By: MIASF Staff
Date posted: Dec 21, 2020 Mon
The Florida Keys National Marine Sanctuary was established in 1990 to protect the sensitive environment of the world’s third largest barrier coral reef. Several years after the establishment of the sanctuary there were a number of high-profile groundings with extensive damage prompting a regulation prohibiting any vessel over 50 meters to enter the sanctuary. This is a federal regulation which Florida Fish and Wildlife has been charged with enforcement. Be sure to mention this to any yacht over 165’ planning a trip to the Keys in a proactive step to prevent a bad experience.
The next phase in the New River Bridge Study is scheduled to begin in the new year. Broward County and Brightline are in discussions on use of commuter rail along the FEC corridor following last month’s agreement with Miami-Dade. The Miami-Dade agreement is $50 million initial payment and $12 million annually. Current train bridge regulations are in the final stages of the federal approval process. The US Coast Guard (USCG) is working on a modification to better clarify the intent of minor repairs.
The ability of yacht crew to find an open US Consulate issuing visas continues to be a challenge and it is anticipated to continue to be difficult as countries enhance regulations to control the current spike of COVID-19. We are monitoring for possible changes to the current rule recognizing yacht crew as exempt from the US travel ban as essential workers as it was part of a presidential order. On January 20th our new president may have a different view on this policy. It is recommended that any vessels coming up on crew rotation should try and complete their travel before 1/20/21.

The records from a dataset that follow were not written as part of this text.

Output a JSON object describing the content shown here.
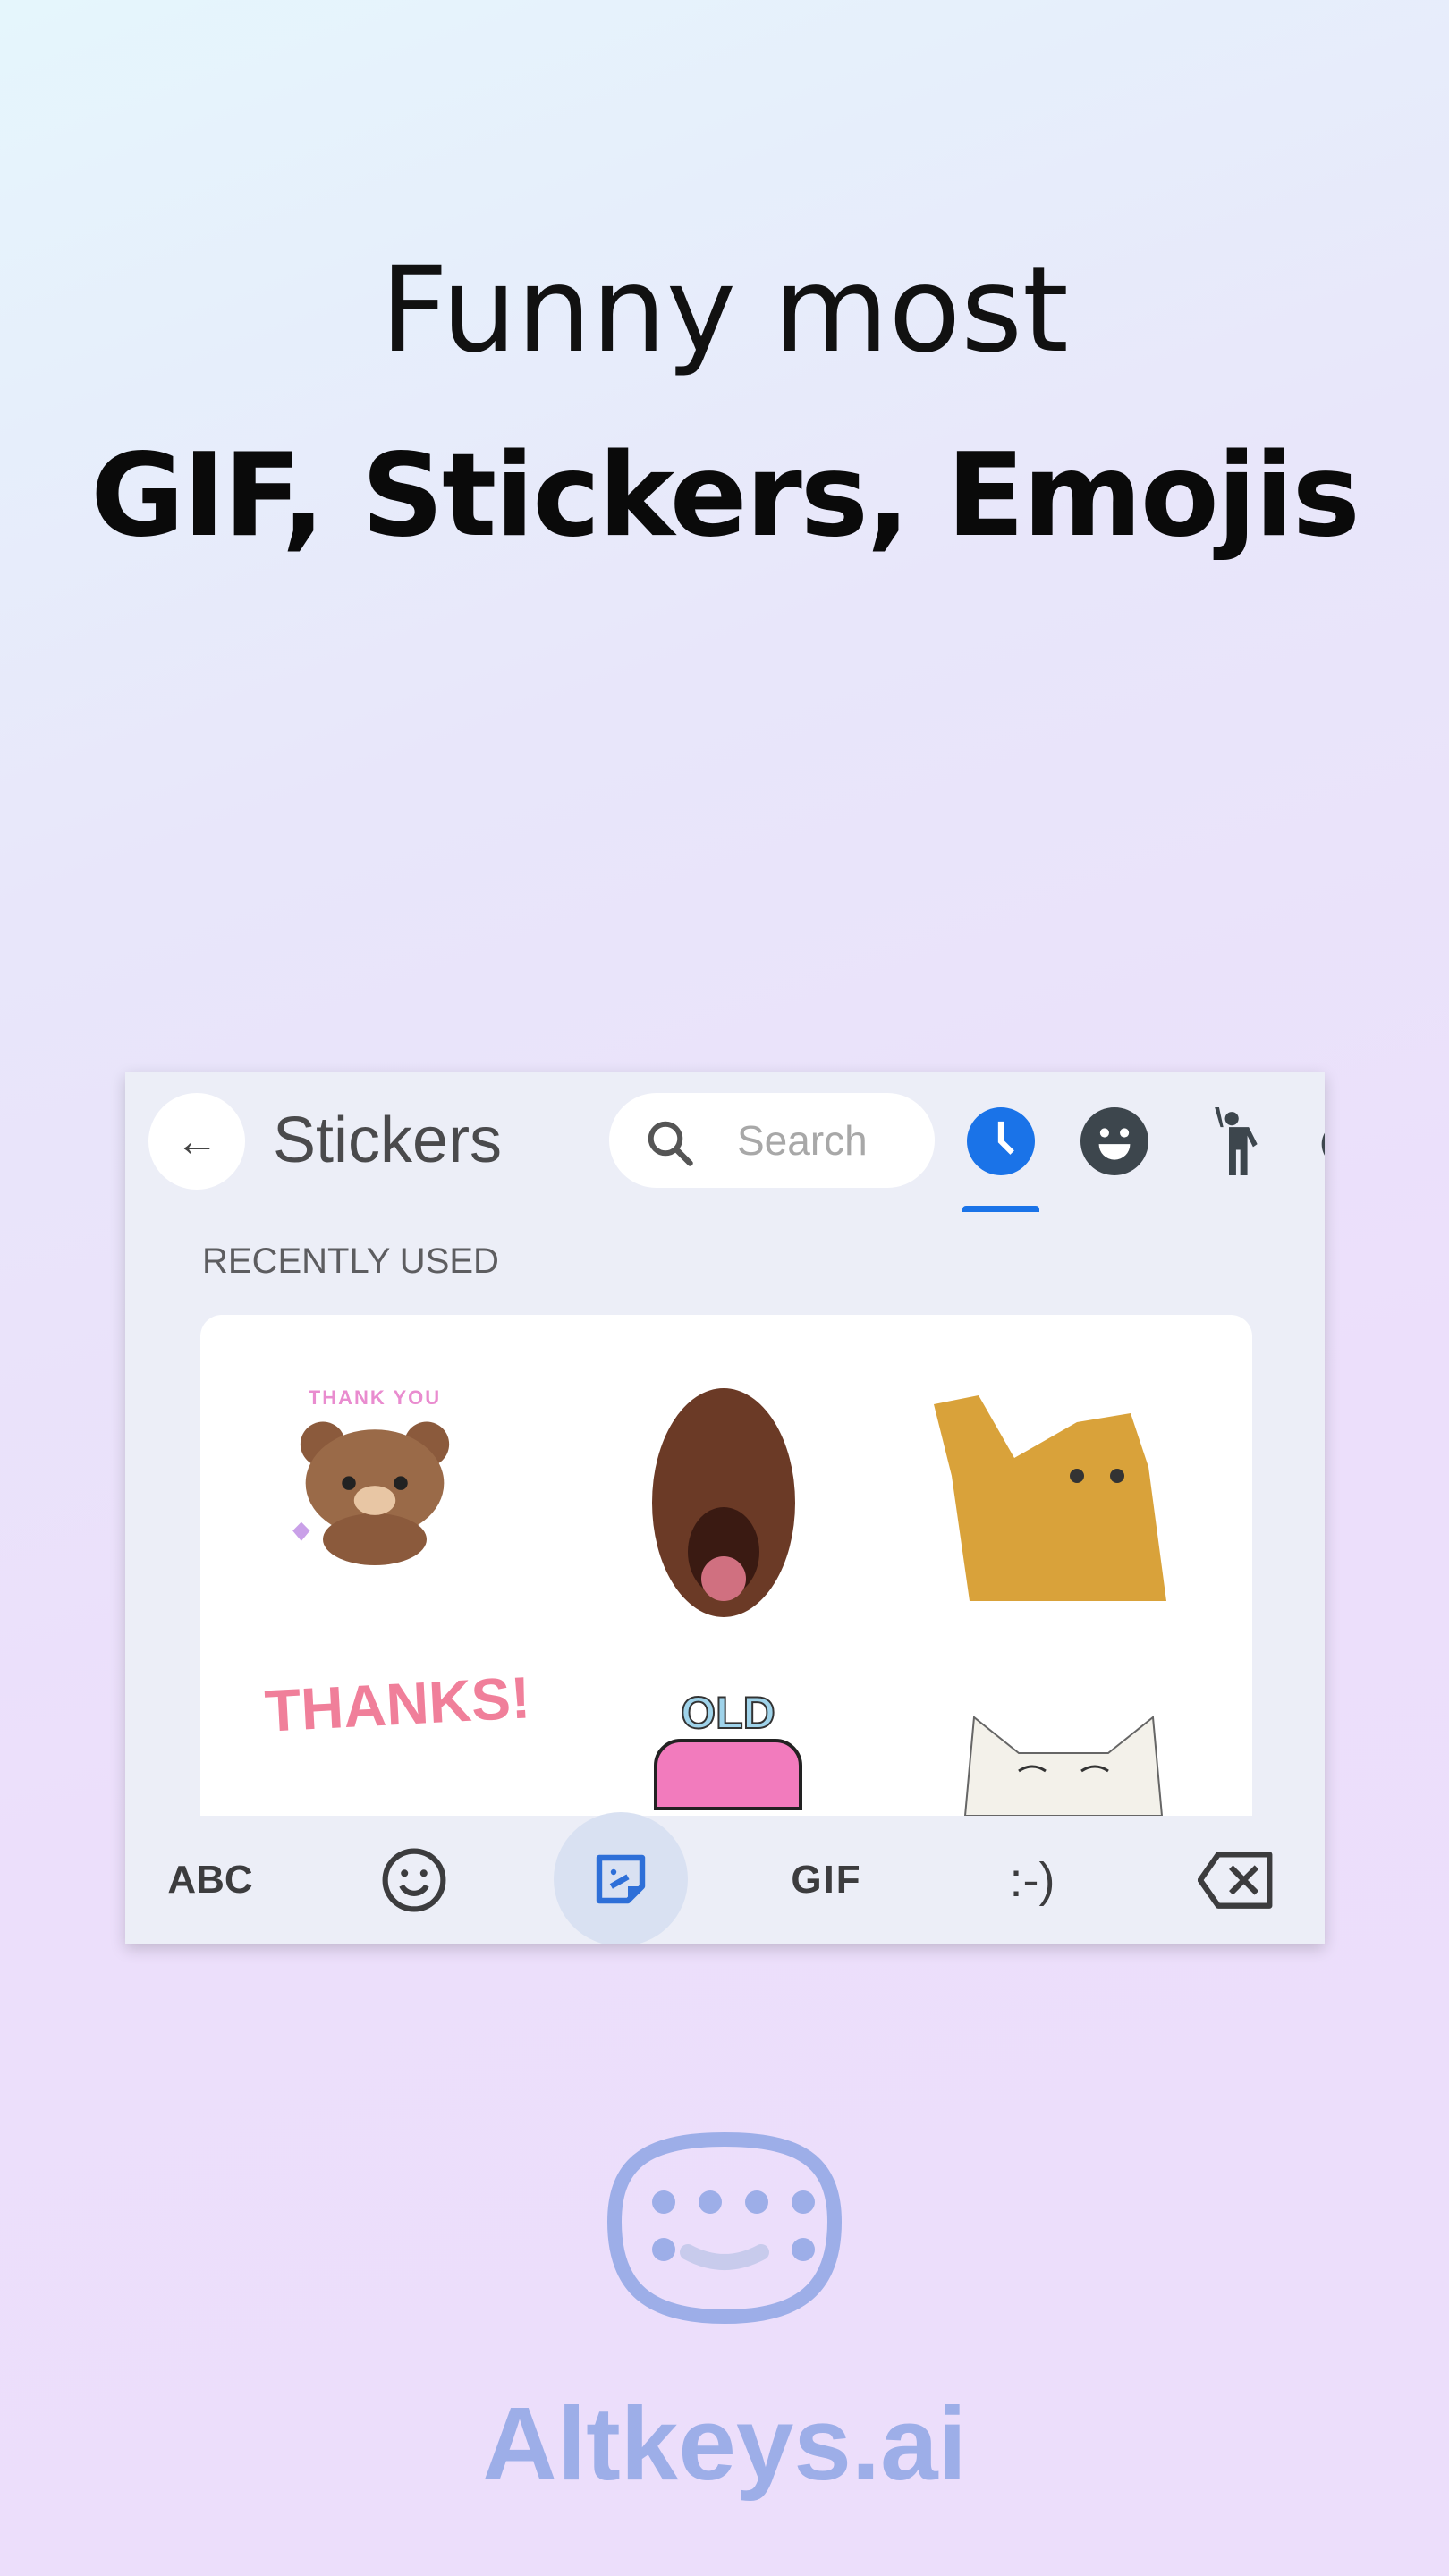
{
  "headline": {
    "line1": "Funny most",
    "line2": "GIF, Stickers, Emojis"
  },
  "keyboard": {
    "header": {
      "back_icon": "arrow-left-icon",
      "title": "Stickers",
      "search_placeholder": "Search",
      "categories": [
        {
          "icon": "clock-icon",
          "active": true
        },
        {
          "icon": "smiley-face-icon",
          "active": false
        },
        {
          "icon": "person-waving-icon",
          "active": false
        },
        {
          "icon": "partial-category-icon",
          "active": false
        }
      ]
    },
    "section_label": "RECENTLY USED",
    "stickers": [
      {
        "name": "bear-thank-you",
        "text": "THANK YOU"
      },
      {
        "name": "orangutan-face",
        "text": ""
      },
      {
        "name": "kitten-waving",
        "text": ""
      },
      {
        "name": "thanks-text",
        "text": "THANKS!"
      },
      {
        "name": "old-birthday-cake",
        "text": "OLD"
      },
      {
        "name": "white-cat-smiling",
        "text": ""
      }
    ],
    "bottom_bar": {
      "abc": "ABC",
      "emoji_icon": "smiley-icon",
      "sticker_icon": "sticker-icon",
      "gif": "GIF",
      "emoticon": ":-)",
      "backspace_icon": "backspace-icon"
    },
    "colors": {
      "accent": "#1a73e8",
      "active_bg": "#d9e1f2"
    }
  },
  "brand": {
    "name": "Altkeys.ai",
    "color": "#9daee8"
  }
}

USCG Headquarters has been in discussion with Sector Miami to assist in drafting the 300gt US flag regulation proposal. MIASF has agreed to help develop the local large yacht knowledgeable working group. Meetings will be scheduled at the beginning of the new year.
In January MIASF will partner with the Water Taxi to provide the Broward Legislative Delegation with a waterway tour of the New River. Representatives who take advantage of this opportunity to learn about the issues and concerns of the marine industry before heading to Tallahassee in March should be commended for their willingness to learn about our issues.